If you want to learn about deployment models for bTrade software solutions, please contact us at firstname.lastname@example.org. If you want to keep updated on developments in the world of secure file transfer and data security, follow us on Twitter, Facebook, LinkedIn, Google+, and our blog MFT Nation.
Another good tip about ransomware–an insidious type of malware that encrypts, or locks, valuable digital files and demands a ransom to release them–from @FBI: Create/test a solid business continuity plan in the event of an attack. According to @FBI, nothing will completely protect your organization from a ransomware attack, so contingency and remediation planning is crucial to business recovery and continuity, and these plans should be tested regularly.

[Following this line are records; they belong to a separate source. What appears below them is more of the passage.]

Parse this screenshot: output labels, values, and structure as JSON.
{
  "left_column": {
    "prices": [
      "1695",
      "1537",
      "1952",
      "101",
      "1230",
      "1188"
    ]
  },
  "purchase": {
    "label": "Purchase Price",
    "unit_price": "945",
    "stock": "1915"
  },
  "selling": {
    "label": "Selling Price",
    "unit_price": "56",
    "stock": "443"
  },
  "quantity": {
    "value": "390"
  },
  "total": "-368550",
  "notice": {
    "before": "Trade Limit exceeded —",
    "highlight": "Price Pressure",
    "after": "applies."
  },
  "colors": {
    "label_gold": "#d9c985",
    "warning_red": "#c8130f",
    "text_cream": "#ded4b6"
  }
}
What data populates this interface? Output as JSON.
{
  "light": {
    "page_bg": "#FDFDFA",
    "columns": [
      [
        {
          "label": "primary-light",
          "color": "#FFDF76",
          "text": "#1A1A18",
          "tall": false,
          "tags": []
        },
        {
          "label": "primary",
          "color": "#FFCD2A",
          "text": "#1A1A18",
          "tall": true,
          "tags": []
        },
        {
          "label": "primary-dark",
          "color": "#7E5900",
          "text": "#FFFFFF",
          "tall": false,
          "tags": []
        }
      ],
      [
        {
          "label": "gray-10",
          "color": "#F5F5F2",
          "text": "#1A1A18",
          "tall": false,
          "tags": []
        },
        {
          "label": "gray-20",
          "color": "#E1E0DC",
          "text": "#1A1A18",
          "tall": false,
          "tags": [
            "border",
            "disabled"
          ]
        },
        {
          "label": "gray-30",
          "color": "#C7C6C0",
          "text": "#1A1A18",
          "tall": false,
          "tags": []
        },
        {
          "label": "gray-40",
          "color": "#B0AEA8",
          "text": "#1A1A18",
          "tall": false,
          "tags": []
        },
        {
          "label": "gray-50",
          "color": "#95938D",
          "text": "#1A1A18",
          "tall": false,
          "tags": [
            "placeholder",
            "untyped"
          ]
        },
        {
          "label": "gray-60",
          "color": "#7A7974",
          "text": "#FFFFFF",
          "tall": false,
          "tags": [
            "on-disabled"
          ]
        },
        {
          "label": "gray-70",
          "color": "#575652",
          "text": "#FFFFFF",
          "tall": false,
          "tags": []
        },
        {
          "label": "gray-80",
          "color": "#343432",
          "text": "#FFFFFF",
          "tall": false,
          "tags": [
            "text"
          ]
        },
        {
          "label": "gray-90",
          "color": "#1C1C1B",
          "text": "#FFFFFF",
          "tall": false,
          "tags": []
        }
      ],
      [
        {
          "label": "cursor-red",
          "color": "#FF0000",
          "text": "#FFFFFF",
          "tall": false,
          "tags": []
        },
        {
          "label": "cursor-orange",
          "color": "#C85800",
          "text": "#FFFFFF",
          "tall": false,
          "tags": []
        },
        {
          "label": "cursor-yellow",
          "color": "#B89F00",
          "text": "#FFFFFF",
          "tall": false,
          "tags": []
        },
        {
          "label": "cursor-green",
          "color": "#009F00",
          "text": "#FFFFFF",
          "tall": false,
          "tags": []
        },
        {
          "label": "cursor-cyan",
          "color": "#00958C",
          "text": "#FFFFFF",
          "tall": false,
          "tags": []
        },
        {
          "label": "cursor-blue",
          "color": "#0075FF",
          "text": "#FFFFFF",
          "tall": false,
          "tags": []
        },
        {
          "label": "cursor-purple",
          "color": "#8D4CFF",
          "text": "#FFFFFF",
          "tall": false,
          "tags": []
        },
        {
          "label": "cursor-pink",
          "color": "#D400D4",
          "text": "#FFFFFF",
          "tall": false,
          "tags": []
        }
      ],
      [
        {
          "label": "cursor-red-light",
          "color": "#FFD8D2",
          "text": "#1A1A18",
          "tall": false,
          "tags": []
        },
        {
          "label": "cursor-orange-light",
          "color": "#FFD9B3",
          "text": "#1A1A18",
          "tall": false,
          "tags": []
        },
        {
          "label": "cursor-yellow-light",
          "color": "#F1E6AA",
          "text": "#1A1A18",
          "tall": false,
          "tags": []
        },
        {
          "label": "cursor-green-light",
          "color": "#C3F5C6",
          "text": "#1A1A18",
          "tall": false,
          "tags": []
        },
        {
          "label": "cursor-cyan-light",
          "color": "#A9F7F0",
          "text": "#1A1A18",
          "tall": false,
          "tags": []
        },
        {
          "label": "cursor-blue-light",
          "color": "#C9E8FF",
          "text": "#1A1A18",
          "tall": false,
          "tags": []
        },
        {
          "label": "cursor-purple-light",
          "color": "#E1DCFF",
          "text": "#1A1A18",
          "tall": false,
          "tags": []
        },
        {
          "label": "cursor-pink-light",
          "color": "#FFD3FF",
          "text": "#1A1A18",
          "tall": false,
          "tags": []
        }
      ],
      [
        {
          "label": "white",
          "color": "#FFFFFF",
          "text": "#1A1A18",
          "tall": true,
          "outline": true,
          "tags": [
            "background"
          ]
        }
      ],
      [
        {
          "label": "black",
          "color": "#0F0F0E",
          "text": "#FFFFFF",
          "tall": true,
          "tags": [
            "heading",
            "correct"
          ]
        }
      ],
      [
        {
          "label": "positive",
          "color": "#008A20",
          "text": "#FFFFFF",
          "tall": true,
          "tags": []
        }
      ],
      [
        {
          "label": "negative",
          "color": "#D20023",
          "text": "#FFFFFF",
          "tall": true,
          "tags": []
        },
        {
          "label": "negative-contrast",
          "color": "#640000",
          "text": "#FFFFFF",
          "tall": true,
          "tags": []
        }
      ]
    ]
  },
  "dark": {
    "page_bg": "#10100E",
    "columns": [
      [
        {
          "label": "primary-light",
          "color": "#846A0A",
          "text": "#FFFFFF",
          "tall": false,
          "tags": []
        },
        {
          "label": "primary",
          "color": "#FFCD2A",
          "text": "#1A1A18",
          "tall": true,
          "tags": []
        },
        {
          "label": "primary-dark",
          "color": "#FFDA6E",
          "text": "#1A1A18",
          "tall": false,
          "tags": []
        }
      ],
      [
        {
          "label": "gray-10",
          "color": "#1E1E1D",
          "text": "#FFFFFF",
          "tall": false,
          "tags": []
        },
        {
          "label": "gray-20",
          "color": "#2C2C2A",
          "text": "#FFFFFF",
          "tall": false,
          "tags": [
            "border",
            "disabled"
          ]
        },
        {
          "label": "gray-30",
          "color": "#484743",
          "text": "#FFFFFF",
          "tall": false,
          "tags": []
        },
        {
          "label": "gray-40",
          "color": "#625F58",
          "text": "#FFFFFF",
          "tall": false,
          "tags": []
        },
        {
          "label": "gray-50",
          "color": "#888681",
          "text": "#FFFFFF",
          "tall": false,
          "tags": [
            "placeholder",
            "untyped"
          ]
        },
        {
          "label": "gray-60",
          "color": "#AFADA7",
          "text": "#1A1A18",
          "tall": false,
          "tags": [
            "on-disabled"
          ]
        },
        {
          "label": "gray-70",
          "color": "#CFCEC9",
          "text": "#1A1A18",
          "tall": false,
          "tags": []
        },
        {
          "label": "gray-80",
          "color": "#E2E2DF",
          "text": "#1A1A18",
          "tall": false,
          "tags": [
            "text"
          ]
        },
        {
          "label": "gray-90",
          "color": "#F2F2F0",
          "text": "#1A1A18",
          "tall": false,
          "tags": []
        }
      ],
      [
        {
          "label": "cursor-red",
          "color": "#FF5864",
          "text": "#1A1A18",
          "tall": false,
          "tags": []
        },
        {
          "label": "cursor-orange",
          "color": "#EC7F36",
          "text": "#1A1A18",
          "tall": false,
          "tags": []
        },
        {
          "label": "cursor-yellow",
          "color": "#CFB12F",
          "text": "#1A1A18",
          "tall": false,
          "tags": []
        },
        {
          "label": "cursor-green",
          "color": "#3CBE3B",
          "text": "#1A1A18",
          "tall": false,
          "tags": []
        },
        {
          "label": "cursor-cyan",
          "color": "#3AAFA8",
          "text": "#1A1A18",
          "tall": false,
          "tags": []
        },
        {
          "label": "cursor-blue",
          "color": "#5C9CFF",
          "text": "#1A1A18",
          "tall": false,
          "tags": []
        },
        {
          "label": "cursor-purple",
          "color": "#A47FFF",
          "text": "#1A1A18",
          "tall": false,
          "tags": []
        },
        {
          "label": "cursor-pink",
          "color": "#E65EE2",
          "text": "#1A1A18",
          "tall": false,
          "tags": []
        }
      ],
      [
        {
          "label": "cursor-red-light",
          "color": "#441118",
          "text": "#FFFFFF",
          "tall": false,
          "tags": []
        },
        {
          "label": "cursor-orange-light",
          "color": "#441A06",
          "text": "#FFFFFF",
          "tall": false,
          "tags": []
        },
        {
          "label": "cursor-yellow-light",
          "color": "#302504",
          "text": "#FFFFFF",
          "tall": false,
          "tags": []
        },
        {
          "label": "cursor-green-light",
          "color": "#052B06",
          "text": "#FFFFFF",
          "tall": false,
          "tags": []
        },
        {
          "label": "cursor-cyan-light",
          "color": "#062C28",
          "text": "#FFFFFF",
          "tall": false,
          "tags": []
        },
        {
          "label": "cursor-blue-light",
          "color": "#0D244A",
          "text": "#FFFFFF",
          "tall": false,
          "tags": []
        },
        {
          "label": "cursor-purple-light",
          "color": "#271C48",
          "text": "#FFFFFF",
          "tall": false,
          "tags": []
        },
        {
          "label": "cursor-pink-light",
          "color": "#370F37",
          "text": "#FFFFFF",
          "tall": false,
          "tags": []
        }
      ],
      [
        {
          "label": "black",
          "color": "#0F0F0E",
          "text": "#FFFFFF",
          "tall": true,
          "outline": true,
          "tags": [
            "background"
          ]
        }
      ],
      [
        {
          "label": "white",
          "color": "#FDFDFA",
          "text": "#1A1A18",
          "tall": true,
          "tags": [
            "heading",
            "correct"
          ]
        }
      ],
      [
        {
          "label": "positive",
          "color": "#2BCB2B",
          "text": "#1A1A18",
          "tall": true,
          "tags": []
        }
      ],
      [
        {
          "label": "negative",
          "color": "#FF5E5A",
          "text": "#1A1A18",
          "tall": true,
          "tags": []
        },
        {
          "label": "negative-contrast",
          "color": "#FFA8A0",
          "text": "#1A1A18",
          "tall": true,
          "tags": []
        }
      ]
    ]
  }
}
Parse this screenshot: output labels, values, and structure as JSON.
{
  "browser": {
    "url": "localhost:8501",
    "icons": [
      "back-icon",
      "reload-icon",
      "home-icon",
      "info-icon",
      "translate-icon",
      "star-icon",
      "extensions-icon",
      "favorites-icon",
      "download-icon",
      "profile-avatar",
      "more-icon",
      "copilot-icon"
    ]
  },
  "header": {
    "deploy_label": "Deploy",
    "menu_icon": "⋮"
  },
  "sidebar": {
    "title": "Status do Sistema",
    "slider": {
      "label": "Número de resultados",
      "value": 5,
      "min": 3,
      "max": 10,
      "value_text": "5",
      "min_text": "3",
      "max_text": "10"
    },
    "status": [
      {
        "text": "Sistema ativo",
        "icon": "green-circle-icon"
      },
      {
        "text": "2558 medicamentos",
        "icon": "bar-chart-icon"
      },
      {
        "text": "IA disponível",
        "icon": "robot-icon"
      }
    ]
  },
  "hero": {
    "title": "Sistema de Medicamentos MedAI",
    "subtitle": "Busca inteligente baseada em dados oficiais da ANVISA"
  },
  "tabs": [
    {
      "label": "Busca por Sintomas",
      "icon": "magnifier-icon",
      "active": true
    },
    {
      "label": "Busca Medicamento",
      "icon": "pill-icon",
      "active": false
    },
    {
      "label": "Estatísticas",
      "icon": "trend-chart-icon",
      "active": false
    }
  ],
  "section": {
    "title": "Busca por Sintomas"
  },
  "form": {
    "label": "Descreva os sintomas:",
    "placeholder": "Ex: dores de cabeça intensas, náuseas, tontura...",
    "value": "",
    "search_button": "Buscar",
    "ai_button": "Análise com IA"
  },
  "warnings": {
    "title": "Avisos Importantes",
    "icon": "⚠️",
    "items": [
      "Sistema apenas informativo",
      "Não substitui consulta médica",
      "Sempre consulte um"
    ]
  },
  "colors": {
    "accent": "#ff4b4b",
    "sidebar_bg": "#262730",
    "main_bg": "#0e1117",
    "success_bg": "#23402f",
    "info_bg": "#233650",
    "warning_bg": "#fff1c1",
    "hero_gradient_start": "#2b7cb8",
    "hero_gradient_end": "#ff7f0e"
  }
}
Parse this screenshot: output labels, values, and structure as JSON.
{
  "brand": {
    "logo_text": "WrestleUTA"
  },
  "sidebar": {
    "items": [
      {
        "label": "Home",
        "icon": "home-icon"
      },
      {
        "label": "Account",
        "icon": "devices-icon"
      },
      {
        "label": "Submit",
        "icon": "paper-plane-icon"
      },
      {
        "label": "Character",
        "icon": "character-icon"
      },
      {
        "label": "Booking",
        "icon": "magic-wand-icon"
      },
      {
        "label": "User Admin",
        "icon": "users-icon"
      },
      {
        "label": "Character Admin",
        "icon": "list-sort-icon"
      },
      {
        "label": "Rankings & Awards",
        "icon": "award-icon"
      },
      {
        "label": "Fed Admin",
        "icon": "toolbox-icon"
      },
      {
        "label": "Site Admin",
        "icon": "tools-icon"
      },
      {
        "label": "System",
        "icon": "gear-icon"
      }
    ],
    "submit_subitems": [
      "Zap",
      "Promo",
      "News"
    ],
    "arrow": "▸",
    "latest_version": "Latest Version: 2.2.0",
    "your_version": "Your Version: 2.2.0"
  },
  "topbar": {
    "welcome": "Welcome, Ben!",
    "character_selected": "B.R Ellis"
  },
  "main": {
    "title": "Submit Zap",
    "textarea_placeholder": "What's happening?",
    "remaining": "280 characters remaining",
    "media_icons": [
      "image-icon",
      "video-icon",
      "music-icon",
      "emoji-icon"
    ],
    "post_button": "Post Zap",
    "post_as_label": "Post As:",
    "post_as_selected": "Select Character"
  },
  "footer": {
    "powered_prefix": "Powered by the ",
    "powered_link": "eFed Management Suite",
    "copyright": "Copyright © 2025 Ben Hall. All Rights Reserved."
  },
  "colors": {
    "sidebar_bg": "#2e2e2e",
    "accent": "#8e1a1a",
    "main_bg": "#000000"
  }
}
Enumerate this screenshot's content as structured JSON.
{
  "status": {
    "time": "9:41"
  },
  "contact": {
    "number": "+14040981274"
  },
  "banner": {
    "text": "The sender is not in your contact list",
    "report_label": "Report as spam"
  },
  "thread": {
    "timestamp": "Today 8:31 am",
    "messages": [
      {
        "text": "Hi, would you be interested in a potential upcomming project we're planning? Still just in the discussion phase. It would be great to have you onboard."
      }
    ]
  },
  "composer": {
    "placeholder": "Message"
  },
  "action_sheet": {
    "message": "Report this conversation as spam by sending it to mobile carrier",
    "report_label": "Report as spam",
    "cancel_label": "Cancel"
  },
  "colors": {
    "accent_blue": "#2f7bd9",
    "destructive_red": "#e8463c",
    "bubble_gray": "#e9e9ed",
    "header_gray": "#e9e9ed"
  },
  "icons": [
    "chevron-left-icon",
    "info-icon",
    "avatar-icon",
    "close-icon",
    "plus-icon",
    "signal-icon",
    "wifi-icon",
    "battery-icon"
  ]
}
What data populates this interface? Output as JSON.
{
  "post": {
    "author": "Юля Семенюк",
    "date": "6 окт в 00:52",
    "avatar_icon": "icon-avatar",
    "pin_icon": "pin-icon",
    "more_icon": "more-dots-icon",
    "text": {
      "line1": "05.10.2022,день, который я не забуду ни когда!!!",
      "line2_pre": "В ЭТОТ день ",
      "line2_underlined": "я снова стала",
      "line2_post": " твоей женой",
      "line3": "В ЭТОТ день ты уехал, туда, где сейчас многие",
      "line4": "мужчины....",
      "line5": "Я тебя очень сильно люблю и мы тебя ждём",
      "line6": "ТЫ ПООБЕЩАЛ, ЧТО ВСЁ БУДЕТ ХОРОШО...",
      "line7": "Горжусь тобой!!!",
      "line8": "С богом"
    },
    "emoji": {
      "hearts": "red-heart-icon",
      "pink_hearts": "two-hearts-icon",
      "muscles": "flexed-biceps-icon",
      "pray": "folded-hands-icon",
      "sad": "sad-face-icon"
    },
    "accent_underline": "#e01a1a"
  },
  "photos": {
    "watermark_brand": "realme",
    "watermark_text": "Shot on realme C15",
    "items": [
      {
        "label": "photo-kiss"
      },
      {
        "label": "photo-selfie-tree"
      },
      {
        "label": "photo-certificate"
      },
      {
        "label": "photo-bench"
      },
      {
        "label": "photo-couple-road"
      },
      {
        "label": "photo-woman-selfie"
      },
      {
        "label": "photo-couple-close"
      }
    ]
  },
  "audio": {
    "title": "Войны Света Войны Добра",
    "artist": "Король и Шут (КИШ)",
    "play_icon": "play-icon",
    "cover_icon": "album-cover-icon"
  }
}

The U.S. federal government, thru @USCERT_gov, issued a special alert advising that it has “observed an increase in ransomware attacks across the world”: https://bit.ly/2qlcup4 . According to @USCERT_gov, the “best practices and guidance remain the same” for preventing ransomware:
1. Create system back-ups
2. Be wary of opening emails and attachments from unknown or unverified senders
3. Ensure that systems are updated with the latest patches
And @USCERT_gov encourages users and administrators to review its its Ransomware page and the the U.S. Government Interagency Joint Guidance for further information.
Congratulations to to our longtime customer/partner, Sony, on the opening of its new Digital Media Production Center near bTrade world HQ in Glendale, CA: https://bit.ly/2GJjtDc. The facility will be the company’s home to Los Angeles-based crews for gear, training and education about its latest production technologies that include 4K and high dynamic range capabilities.